Interface dataset entries:
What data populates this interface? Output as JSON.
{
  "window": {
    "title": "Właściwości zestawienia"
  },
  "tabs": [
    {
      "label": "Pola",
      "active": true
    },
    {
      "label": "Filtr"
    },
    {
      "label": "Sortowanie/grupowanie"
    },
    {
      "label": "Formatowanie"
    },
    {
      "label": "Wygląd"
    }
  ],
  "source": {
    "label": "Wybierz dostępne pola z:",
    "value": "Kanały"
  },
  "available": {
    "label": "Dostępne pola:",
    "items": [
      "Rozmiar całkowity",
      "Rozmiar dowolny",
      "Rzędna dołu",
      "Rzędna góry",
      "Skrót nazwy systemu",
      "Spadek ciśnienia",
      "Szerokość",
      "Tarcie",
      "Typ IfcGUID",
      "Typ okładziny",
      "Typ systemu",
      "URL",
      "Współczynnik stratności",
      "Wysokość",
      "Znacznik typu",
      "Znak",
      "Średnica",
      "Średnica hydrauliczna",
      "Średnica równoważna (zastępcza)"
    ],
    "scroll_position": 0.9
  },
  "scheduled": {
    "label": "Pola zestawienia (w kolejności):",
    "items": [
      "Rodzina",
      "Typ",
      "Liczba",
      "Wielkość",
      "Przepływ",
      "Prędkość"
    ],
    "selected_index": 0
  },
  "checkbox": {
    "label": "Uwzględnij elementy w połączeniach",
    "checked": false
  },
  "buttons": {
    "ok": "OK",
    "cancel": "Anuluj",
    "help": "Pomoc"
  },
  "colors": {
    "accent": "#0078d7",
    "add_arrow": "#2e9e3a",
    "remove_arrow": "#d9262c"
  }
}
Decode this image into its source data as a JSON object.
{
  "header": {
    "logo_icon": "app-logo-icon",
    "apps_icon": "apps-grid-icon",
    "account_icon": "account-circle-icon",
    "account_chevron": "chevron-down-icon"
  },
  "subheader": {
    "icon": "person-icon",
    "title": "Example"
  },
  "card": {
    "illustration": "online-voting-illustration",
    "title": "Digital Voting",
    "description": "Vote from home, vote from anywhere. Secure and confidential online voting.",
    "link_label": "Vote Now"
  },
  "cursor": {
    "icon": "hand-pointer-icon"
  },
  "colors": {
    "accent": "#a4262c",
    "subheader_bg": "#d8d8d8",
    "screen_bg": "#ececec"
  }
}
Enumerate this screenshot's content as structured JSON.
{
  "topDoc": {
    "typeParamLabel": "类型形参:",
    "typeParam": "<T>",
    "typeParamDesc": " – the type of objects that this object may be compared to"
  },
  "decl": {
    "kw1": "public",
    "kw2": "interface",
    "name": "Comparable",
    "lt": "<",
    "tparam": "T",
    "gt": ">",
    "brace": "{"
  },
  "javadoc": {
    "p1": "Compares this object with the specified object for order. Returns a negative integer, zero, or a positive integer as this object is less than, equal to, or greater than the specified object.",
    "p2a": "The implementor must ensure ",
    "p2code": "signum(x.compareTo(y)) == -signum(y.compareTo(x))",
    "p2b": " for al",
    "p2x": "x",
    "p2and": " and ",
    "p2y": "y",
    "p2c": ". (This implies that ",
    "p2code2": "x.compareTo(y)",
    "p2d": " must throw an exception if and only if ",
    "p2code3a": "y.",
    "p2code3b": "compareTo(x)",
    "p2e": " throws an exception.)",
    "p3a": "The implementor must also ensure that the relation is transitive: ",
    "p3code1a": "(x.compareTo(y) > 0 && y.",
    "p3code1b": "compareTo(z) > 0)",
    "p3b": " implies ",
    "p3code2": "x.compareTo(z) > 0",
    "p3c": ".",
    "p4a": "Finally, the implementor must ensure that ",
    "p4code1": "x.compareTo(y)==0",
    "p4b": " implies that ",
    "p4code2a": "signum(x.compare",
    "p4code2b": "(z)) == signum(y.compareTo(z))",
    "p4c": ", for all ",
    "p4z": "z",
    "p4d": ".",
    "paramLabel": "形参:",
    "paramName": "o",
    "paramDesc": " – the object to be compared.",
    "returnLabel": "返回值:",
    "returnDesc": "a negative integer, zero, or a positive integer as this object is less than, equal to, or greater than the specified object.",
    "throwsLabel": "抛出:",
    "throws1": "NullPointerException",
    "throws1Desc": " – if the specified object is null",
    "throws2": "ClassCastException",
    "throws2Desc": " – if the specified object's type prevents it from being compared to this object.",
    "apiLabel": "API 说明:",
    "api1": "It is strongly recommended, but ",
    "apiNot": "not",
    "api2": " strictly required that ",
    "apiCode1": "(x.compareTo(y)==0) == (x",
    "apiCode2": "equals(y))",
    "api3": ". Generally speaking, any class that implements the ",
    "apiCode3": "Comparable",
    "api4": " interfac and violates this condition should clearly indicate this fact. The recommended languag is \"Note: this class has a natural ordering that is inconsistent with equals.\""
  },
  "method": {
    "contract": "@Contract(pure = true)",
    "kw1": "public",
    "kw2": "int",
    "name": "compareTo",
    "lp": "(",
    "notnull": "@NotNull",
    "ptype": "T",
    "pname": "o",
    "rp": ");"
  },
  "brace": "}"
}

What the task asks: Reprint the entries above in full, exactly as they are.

Problem solution:
What data populates this interface? Output as JSON.
{
  "window": {
    "title": "Właściwości zestawienia"
  },
  "tabs": [
    {
      "label": "Pola",
      "active": true
    },
    {
      "label": "Filtr"
    },
    {
      "label": "Sortowanie/grupowanie"
    },
    {
      "label": "Formatowanie"
    },
    {
      "label": "Wygląd"
    }
  ],
  "source": {
    "label": "Wybierz dostępne pola z:",
    "value": "Kanały"
  },
  "available": {
    "label": "Dostępne pola:",
    "items": [
      "Rozmiar całkowity",
      "Rozmiar dowolny",
      "Rzędna dołu",
      "Rzędna góry",
      "Skrót nazwy systemu",
      "Spadek ciśnienia",
      "Szerokość",
      "Tarcie",
      "Typ IfcGUID",
      "Typ okładziny",
      "Typ systemu",
      "URL",
      "Współczynnik stratności",
      "Wysokość",
      "Znacznik typu",
      "Znak",
      "Średnica",
      "Średnica hydrauliczna",
      "Średnica równoważna (zastępcza)"
    ],
    "scroll_position": 0.9
  },
  "scheduled": {
    "label": "Pola zestawienia (w kolejności):",
    "items": [
      "Rodzina",
      "Typ",
      "Liczba",
      "Wielkość",
      "Przepływ",
      "Prędkość"
    ],
    "selected_index": 0
  },
  "checkbox": {
    "label": "Uwzględnij elementy w połączeniach",
    "checked": false
  },
  "buttons": {
    "ok": "OK",
    "cancel": "Anuluj",
    "help": "Pomoc"
  },
  "colors": {
    "accent": "#0078d7",
    "add_arrow": "#2e9e3a",
    "remove_arrow": "#d9262c"
  }
}
Decode this image into its source data as a JSON object.
{
  "header": {
    "logo_icon": "app-logo-icon",
    "apps_icon": "apps-grid-icon",
    "account_icon": "account-circle-icon",
    "account_chevron": "chevron-down-icon"
  },
  "subheader": {
    "icon": "person-icon",
    "title": "Example"
  },
  "card": {
    "illustration": "online-voting-illustration",
    "title": "Digital Voting",
    "description": "Vote from home, vote from anywhere. Secure and confidential online voting.",
    "link_label": "Vote Now"
  },
  "cursor": {
    "icon": "hand-pointer-icon"
  },
  "colors": {
    "accent": "#a4262c",
    "subheader_bg": "#d8d8d8",
    "screen_bg": "#ececec"
  }
}
Enumerate this screenshot's content as structured JSON.
{
  "topDoc": {
    "typeParamLabel": "类型形参:",
    "typeParam": "<T>",
    "typeParamDesc": " – the type of objects that this object may be compared to"
  },
  "decl": {
    "kw1": "public",
    "kw2": "interface",
    "name": "Comparable",
    "lt": "<",
    "tparam": "T",
    "gt": ">",
    "brace": "{"
  },
  "javadoc": {
    "p1": "Compares this object with the specified object for order. Returns a negative integer, zero, or a positive integer as this object is less than, equal to, or greater than the specified object.",
    "p2a": "The implementor must ensure ",
    "p2code": "signum(x.compareTo(y)) == -signum(y.compareTo(x))",
    "p2b": " for al",
    "p2x": "x",
    "p2and": " and ",
    "p2y": "y",
    "p2c": ". (This implies that ",
    "p2code2": "x.compareTo(y)",
    "p2d": " must throw an exception if and only if ",
    "p2code3a": "y.",
    "p2code3b": "compareTo(x)",
    "p2e": " throws an exception.)",
    "p3a": "The implementor must also ensure that the relation is transitive: ",
    "p3code1a": "(x.compareTo(y) > 0 && y.",
    "p3code1b": "compareTo(z) > 0)",
    "p3b": " implies ",
    "p3code2": "x.compareTo(z) > 0",
    "p3c": ".",
    "p4a": "Finally, the implementor must ensure that ",
    "p4code1": "x.compareTo(y)==0",
    "p4b": " implies that ",
    "p4code2a": "signum(x.compare",
    "p4code2b": "(z)) == signum(y.compareTo(z))",
    "p4c": ", for all ",
    "p4z": "z",
    "p4d": ".",
    "paramLabel": "形参:",
    "paramName": "o",
    "paramDesc": " – the object to be compared.",
    "returnLabel": "返回值:",
    "returnDesc": "a negative integer, zero, or a positive integer as this object is less than, equal to, or greater than the specified object.",
    "throwsLabel": "抛出:",
    "throws1": "NullPointerException",
    "throws1Desc": " – if the specified object is null",
    "throws2": "ClassCastException",
    "throws2Desc": " – if the specified object's type prevents it from being compared to this object.",
    "apiLabel": "API 说明:",
    "api1": "It is strongly recommended, but ",
    "apiNot": "not",
    "api2": " strictly required that ",
    "apiCode1": "(x.compareTo(y)==0) == (x",
    "apiCode2": "equals(y))",
    "api3": ". Generally speaking, any class that implements the ",
    "apiCode3": "Comparable",
    "api4": " interfac and violates this condition should clearly indicate this fact. The recommended languag is \"Note: this class has a natural ordering that is inconsistent with equals.\""
  },
  "method": {
    "contract": "@Contract(pure = true)",
    "kw1": "public",
    "kw2": "int",
    "name": "compareTo",
    "lp": "(",
    "notnull": "@NotNull",
    "ptype": "T",
    "pname": "o",
    "rp": ");"
  },
  "brace": "}"
}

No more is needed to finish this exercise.